About this exercise ->
Each line of the data below that contains "bolt" must be copied.

Record set ->
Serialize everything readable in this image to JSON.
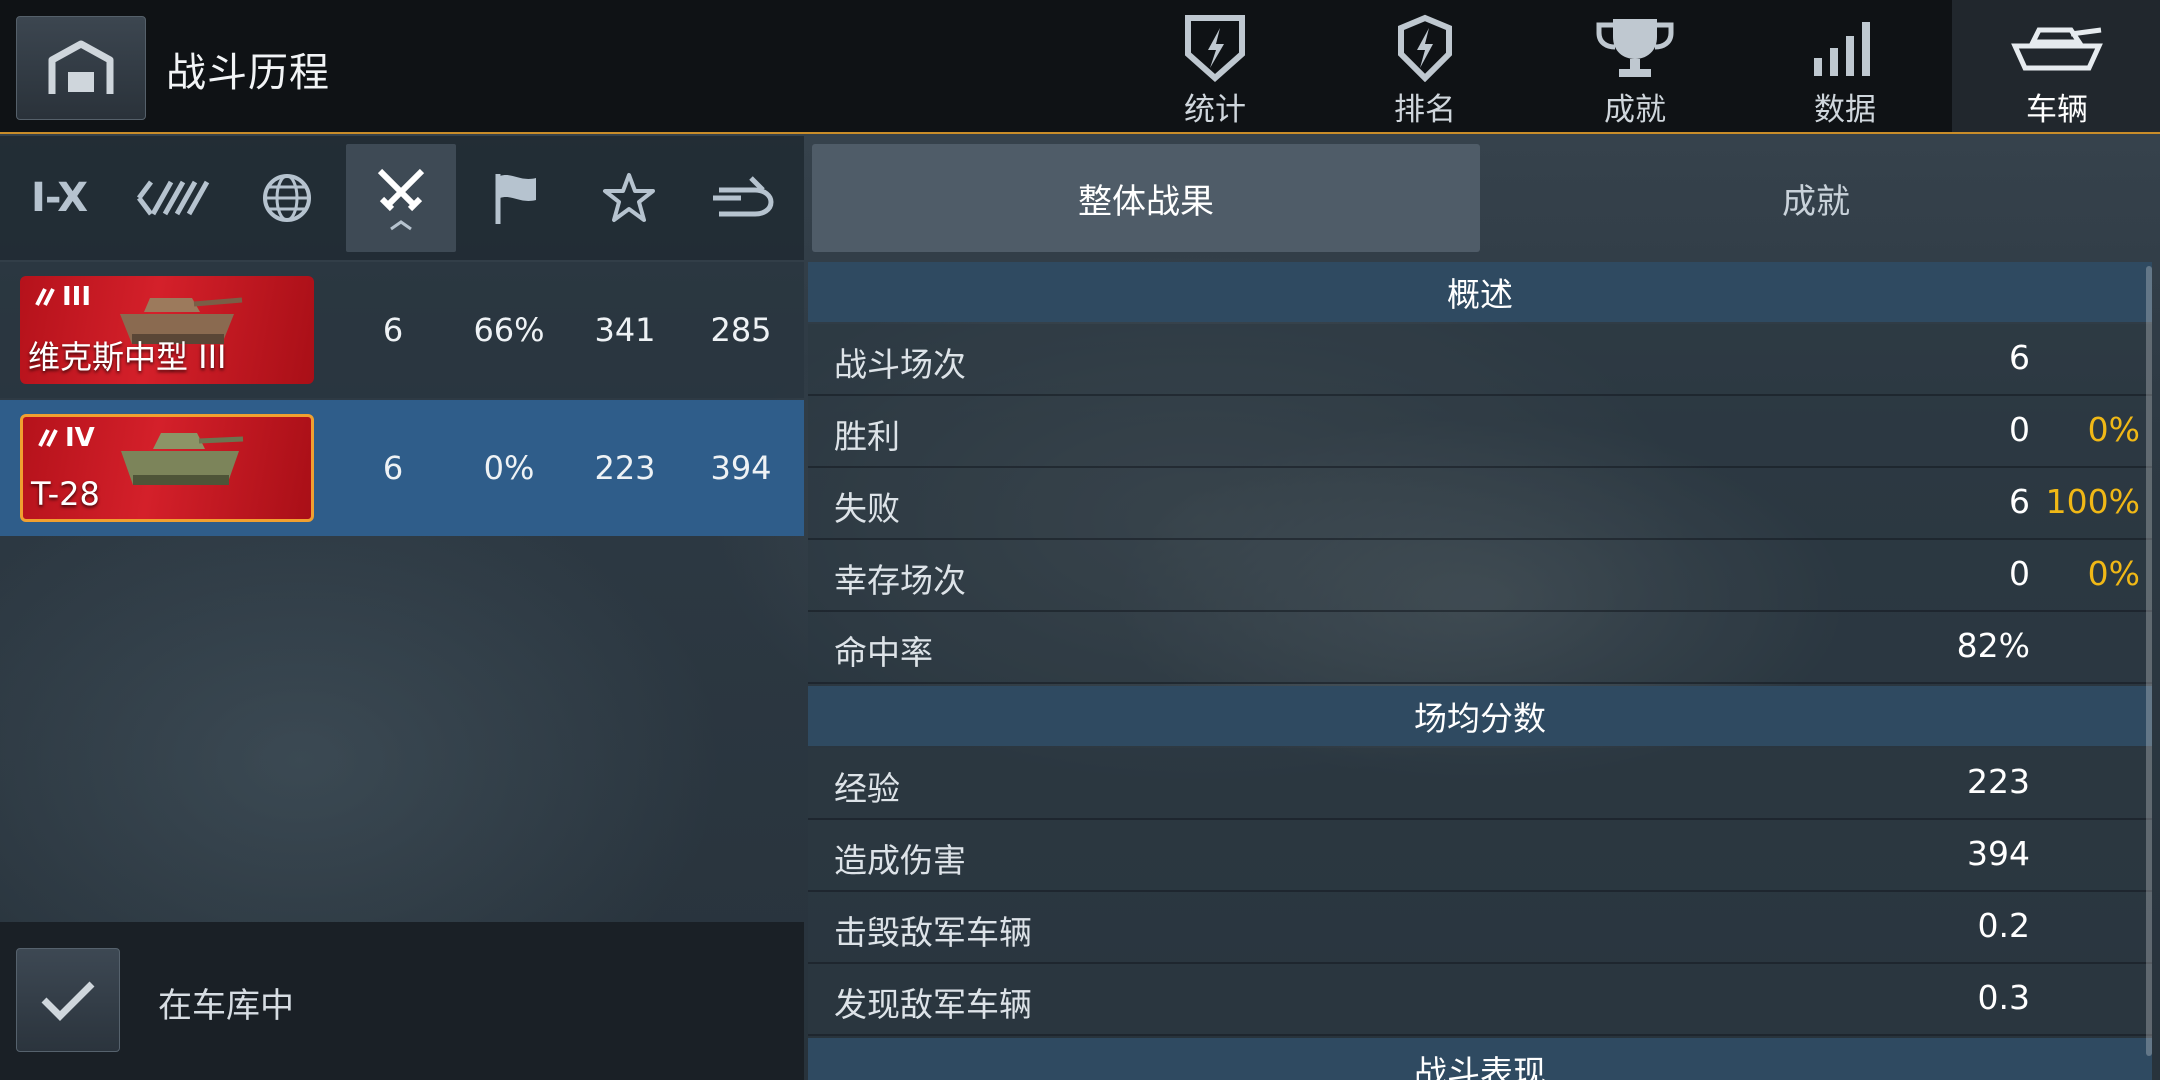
{
  "header": {
    "title": "战斗历程",
    "tabs": [
      {
        "label": "统计",
        "icon": "shield-bolt-icon"
      },
      {
        "label": "排名",
        "icon": "badge-bolt-icon"
      },
      {
        "label": "成就",
        "icon": "trophy-icon"
      },
      {
        "label": "数据",
        "icon": "bar-chart-icon"
      },
      {
        "label": "车辆",
        "icon": "tank-icon",
        "active": true
      }
    ]
  },
  "filters": {
    "tier_range": "I-X",
    "items": [
      "tier-range",
      "vehicle-class",
      "nation",
      "battle-type",
      "flag",
      "star",
      "premium-tank"
    ],
    "active": "battle-type"
  },
  "vehicles": [
    {
      "tier": "III",
      "name": "维克斯中型 III",
      "battles": "6",
      "winrate": "66%",
      "exp": "341",
      "damage": "285"
    },
    {
      "tier": "IV",
      "name": "T-28",
      "battles": "6",
      "winrate": "0%",
      "exp": "223",
      "damage": "394",
      "selected": true
    }
  ],
  "garage": {
    "label": "在车库中",
    "checked": true
  },
  "segments": {
    "overall": "整体战果",
    "achievements": "成就"
  },
  "sections": {
    "overview": {
      "title": "概述",
      "rows": [
        {
          "label": "战斗场次",
          "value": "6",
          "pct": ""
        },
        {
          "label": "胜利",
          "value": "0",
          "pct": "0%"
        },
        {
          "label": "失败",
          "value": "6",
          "pct": "100%"
        },
        {
          "label": "幸存场次",
          "value": "0",
          "pct": "0%"
        },
        {
          "label": "命中率",
          "value": "82%",
          "pct": ""
        }
      ]
    },
    "average": {
      "title": "场均分数",
      "rows": [
        {
          "label": "经验",
          "value": "223",
          "pct": ""
        },
        {
          "label": "造成伤害",
          "value": "394",
          "pct": ""
        },
        {
          "label": "击毁敌军车辆",
          "value": "0.2",
          "pct": ""
        },
        {
          "label": "发现敌军车辆",
          "value": "0.3",
          "pct": ""
        }
      ]
    },
    "performance": {
      "title": "战斗表现"
    }
  },
  "colors": {
    "accent_orange": "#c98d2a",
    "pct_yellow": "#f0b816",
    "selected_blue": "#2f5d8a",
    "card_red": "#c8161f"
  }
}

Task output ->
        "icon": "shield-bolt-icon"
        "icon": "badge-bolt-icon"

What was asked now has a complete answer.